2.) Mechanically, the Souls games rely heavily on using death as a teaching mechanic, with the expectation that the player is going to die a lot and come back, wiser. Characters are fragile and the world is brutal.
3.) You the player are undead.
4.) You can kill everyone, including friendly NPCs who would usually be invulnerable in games, which makes me think that you might be trying to put out the fire mentioned in 1 by removing everything it has to burn.
5.) The games are known for being incredibly hard, mainly as a result of 2.
6.) The phrase “X is the Dark Souls of Y” means that X is a very difficult or dark version of Y. Ironically, the overuse of this phrase means that comparing things to Dark Souls is the Mario 1-1 of video game analysis.
I’ve wanted to at least try one of the Dark Souls games. Like I said, they have kind of passed me by, at first due to them appearing on consoles I don’t have, and then, once they went onto the PC, just because I didn’t buy them, usually because of the cost. That’s not a problem now, since we are coming out of the annual Steam sale and I was able to pick up Dark Souls 2 and 3 fairly cheaply, so that’s one excuse gone.
I’ve been a long time fan of the Legend of Zelda series, another long running action-adventure series, and Dark Souls reminds me a lot of them, specifically Wind Waker. Besides both being post-apocalyptic settings (albeit due to almost exact opposite reasons: Dark Souls has too little fire and Wind Waker having way too much water, being set on the surface of a great sea that has flooded the land of Hyrule, the setting of most of the games), Wind Waker’s combat is heavily based around dodging and well timed strikes. Admittedly the art style is very different, but just from looking at footage, the mechanical combat feels similar.
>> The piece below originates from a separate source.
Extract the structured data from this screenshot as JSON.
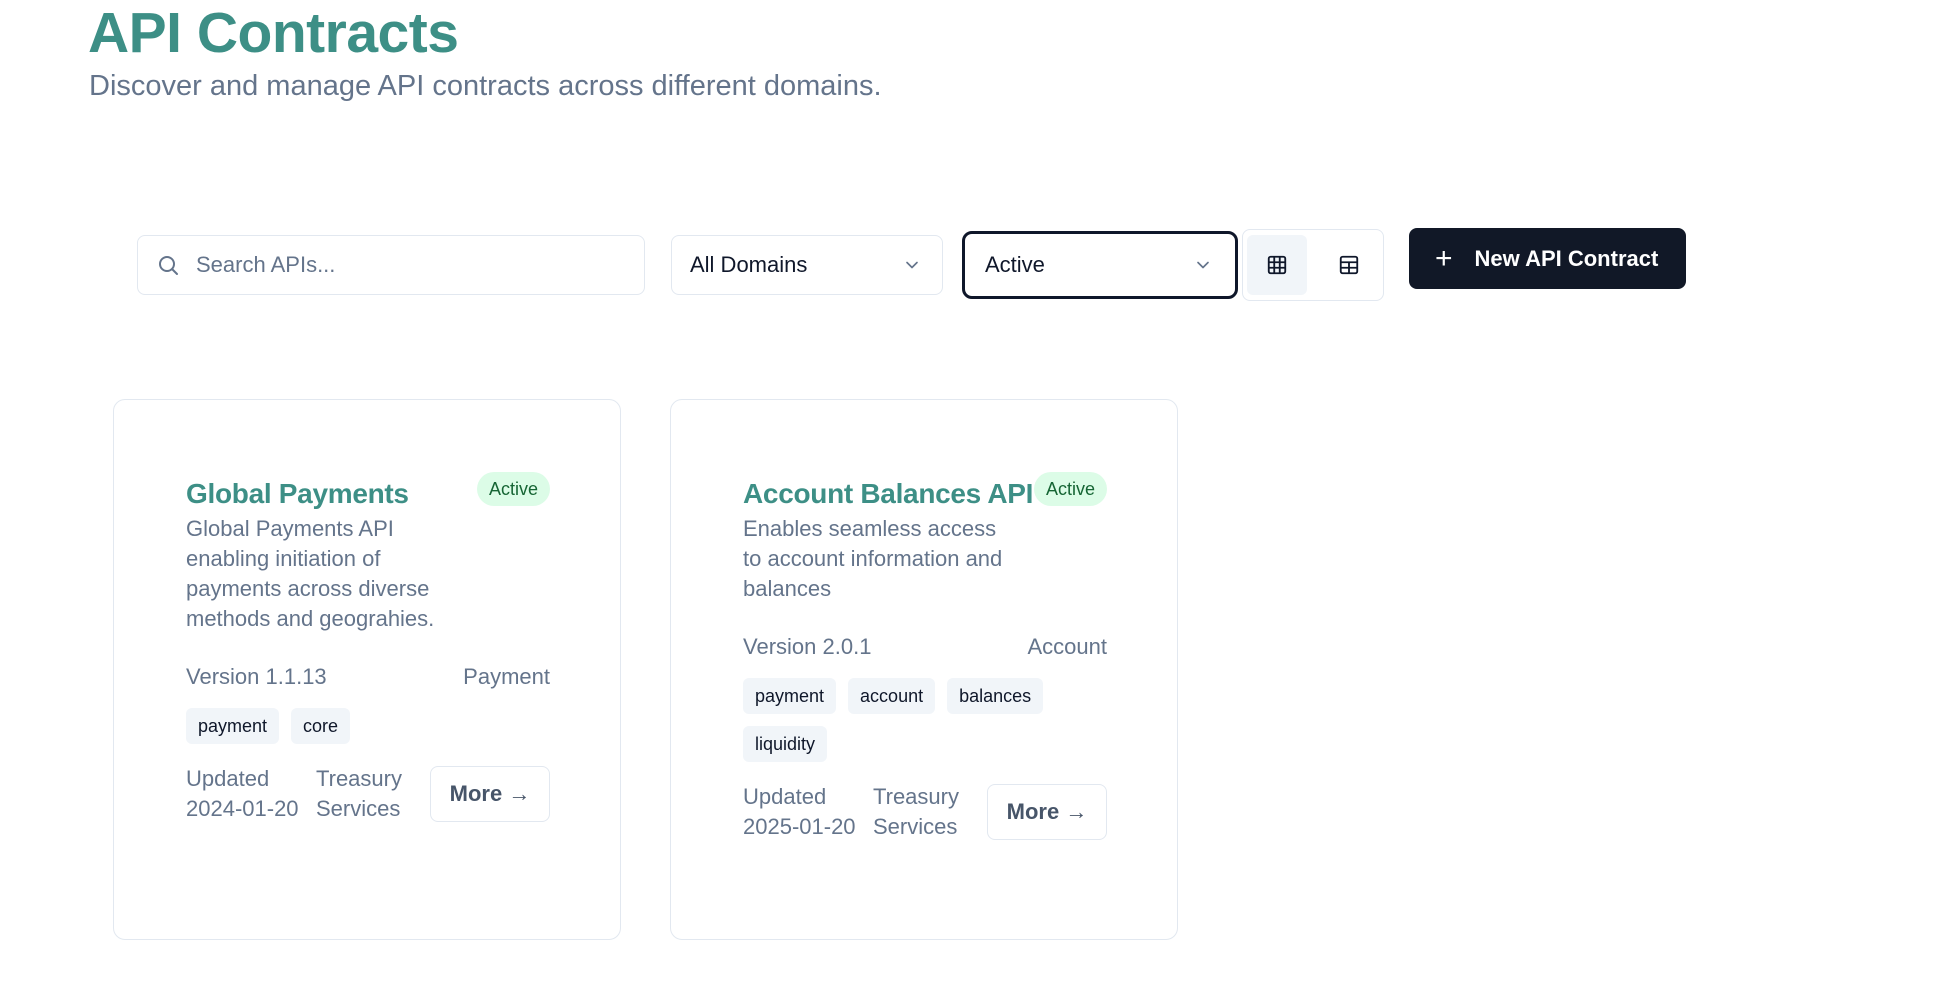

The other thing I am curious about is to see if it is indeed as hard as everyone says. The way video games use death and failure as a teaching method kind of fascinates me, and we’re going to get back to that in a future post. Having a game that is has that mechanic as a primary feature sounds really interesting to me.
So, anyway. For the next month, my regular streams will be focused on one of the two Dark Souls games I picked up during the Steam sale, Dark Souls II and III. (Dark Souls I was not in the sale, so while it was my first choice, I don’t have it.) I’m currently thinking I will look at II, not III, leaving the sequel for later.
Given that, on the main blog, we will be looking at Agatha Christie, it would make more sense to be doing a detective series, maybe the Ace Attorney series, but as I said before, the streams and the blog themes will not always match up thematically, so…eh.
The first stream will be in an hour after this post is put up, at 7pm GMT 01/01/2019. See you on my channel then, or, if you want to revisit it later, I’ll edit this with a link to a recording.
update: Here’s the link to the recording. https://www.youtube.com/watch?v=pNmbGIDM4_Q&feature=youtu.be